Other considerations for specific learning difficulty


A student who experiences challenges with reading, writing or mathematics may benefit from supports when moving across education settings.

Making clear links to what will be similar may reduce anxiety. Consider telling students what will be the same so that they know they already have some of the skills they will need.

It may be helpful to teach and practise organisation and homework skills, and time- and self- management skills.

For more information about supporting students with disability when transitioning to a primary or high school setting access our transition page.

English as an additional language or dialect (EAL/D)

Students who experience difficulties in reading or writing who are also learning English as an additional language or dialect (EAL/D) may find written tasks challenging.

This may be even more difficult for students who have been taught reading or writing in a language that does not use a phonetic alphabet (for example, Chinese characters).

These students will require extra support and time.


Some students might also engage in behaviours of concern. It’s important to remember students are most likely trying to communicate a need or want that is not being met.

Refer to the behaviour page for more information on how to reduce behaviours of concern by supporting the student and promoting more helpful behaviour. Access our emotions page for more information about supporting a student with managing their emotions.

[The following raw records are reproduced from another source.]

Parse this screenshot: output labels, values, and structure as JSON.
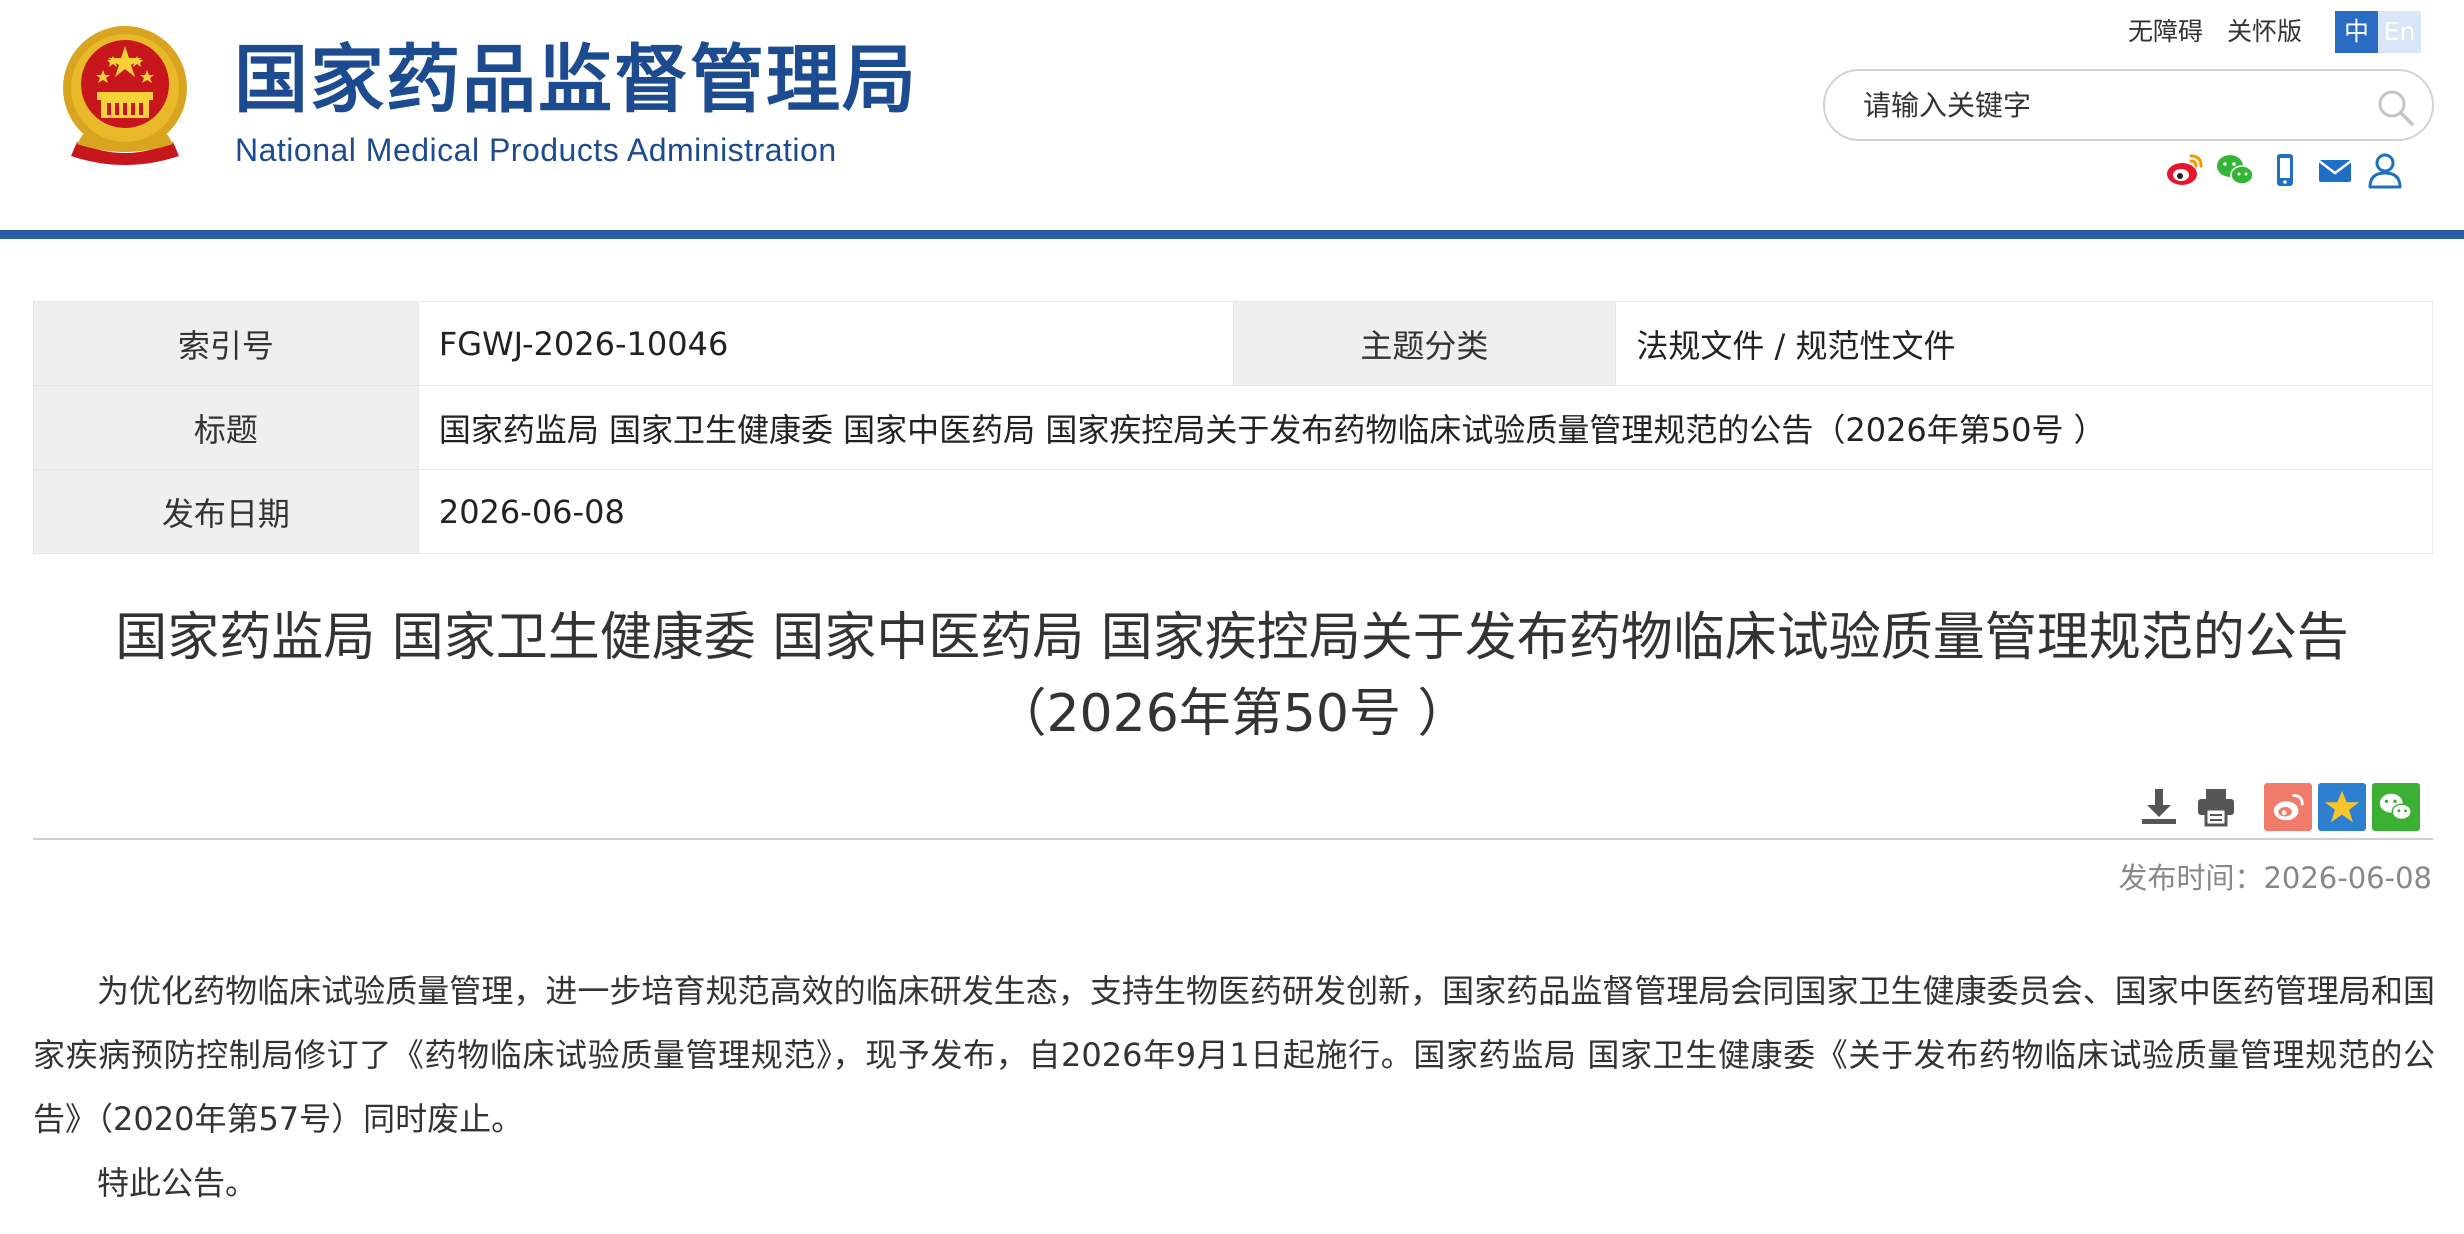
{
  "header": {
    "title_cn": "国家药品监督管理局",
    "title_en": "National Medical Products Administration",
    "links": {
      "accessible": "无障碍",
      "care": "关怀版"
    },
    "lang": {
      "zh": "中",
      "en": "En"
    },
    "search_placeholder": "请输入关键字",
    "social_icons": [
      "weibo-icon",
      "wechat-icon",
      "mobile-icon",
      "mail-icon",
      "user-icon"
    ],
    "colors": {
      "brand": "#1d4b8f",
      "bar": "#2a5ca5"
    }
  },
  "info": {
    "index_label": "索引号",
    "index_value": "FGWJ-2026-10046",
    "category_label": "主题分类",
    "category_value": "法规文件 / 规范性文件",
    "title_label": "标题",
    "title_value": "国家药监局 国家卫生健康委 国家中医药局 国家疾控局关于发布药物临床试验质量管理规范的公告（2026年第50号 ）",
    "date_label": "发布日期",
    "date_value": "2026-06-08"
  },
  "article": {
    "title_line1": "国家药监局 国家卫生健康委 国家中医药局 国家疾控局关于发布药物临床试验质量管理规范的公告",
    "title_line2": "（2026年第50号 ）",
    "publish_time": "发布时间：2026-06-08",
    "paragraph1": "为优化药物临床试验质量管理，进一步培育规范高效的临床研发生态，支持生物医药研发创新，国家药品监督管理局会同国家卫生健康委员会、国家中医药管理局和国家疾病预防控制局修订了《药物临床试验质量管理规范》，现予发布，自2026年9月1日起施行。国家药监局 国家卫生健康委《关于发布药物临床试验质量管理规范的公告》（2020年第57号）同时废止。",
    "paragraph2": "特此公告。"
  },
  "tools": {
    "icons": [
      "download-icon",
      "print-icon"
    ],
    "share_icons": [
      "weibo-share-icon",
      "favorite-star-icon",
      "wechat-share-icon"
    ],
    "share_colors": {
      "weibo": "#f07b6a",
      "star": "#2d7fd0",
      "wechat": "#3cb034"
    }
  }
}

A student who experiences difficulties in their learning may need support with friendship dynamics and feeling different.

Access our school stories for more tips to help students learn about school and learn positive ways to respond to new situations.

Other co-occuring conditions

 Some students may also experience attention-deficit/hyperactivity disorder (ADHD), difficulties with hearing, communication or anxiety.

Refer to understanding disability page or common needs page to help support the student.